November 6, 2013
I'm not aware of an agreed-upon term for the door design employed by the 2013 Hyundai Santa Fe. And even if there was one I think some explanation would still be necessary.
You could call them any number of things: overlapping doors, rockerless doors, narrow-sill doors. These terms all apply, but what do they mean?
Most doors are cut into the body. By that I mean the opening doesn't go all the way to the bottom. There's a visible cut-line with a rocker panel just below. The doors open to reveal a full-width sill.
The Santa Fe doesn't have any of that. It's got rockerless narrow-sill overlapping doors that offer many practical advantages.
For one, they look better. The lack of a cut line eliminates another unsightly seam even though this isn't as easy to appreciate in this case due to the presence of gray cladding.
Second, the hidden sill is narrower by the thickness of the lower door, which makes it easier to get in, especially if you're not as flexible as you once were.
But the biggest advantage is this design's elimination of what I call "Minnesota winter job interview syndrome", which is closely related to the "Oregon off-road pant-leg effect" that I studied this summer.
In both cases the overlapping door is the primary depository of encrusted slush, silt or mud. Open the door and that junk swings away with it to reveal a clean and dry sill that won't transfer much (if any) crud onto your dress pants or blue jeans when you clamber in or out.
Hyundai's Santa Fe is by no means the only vehicle with this feature. Our Ford Flex had it, the Toyota Venza has it and there are other examples. Overlapping doors are far from universal, but the design is gaining ground.

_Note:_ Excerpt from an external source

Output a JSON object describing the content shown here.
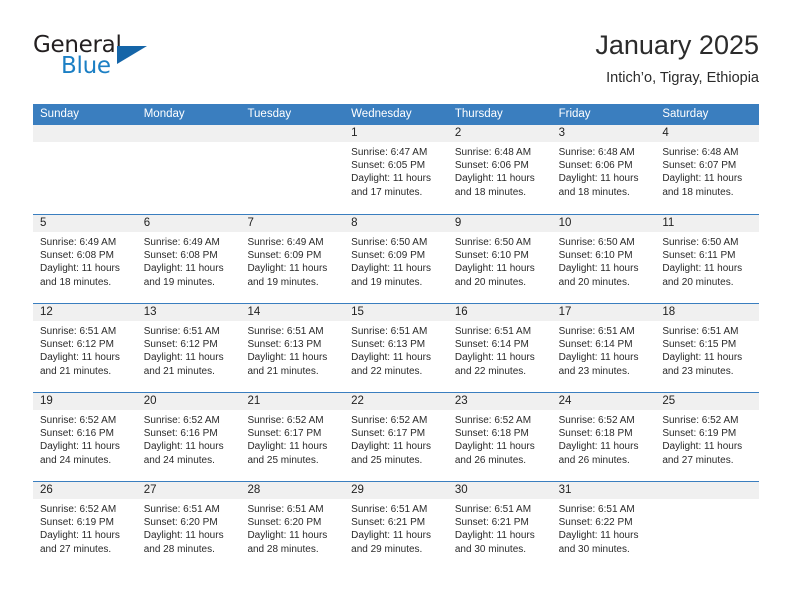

If the idea appeals to you, it's easy to spot even if there isn't yet a catchy, self-explanatory name for it. Simply examine the cutline or, better yet, open the door.
Dan Edmunds, Director of Vehicle Testing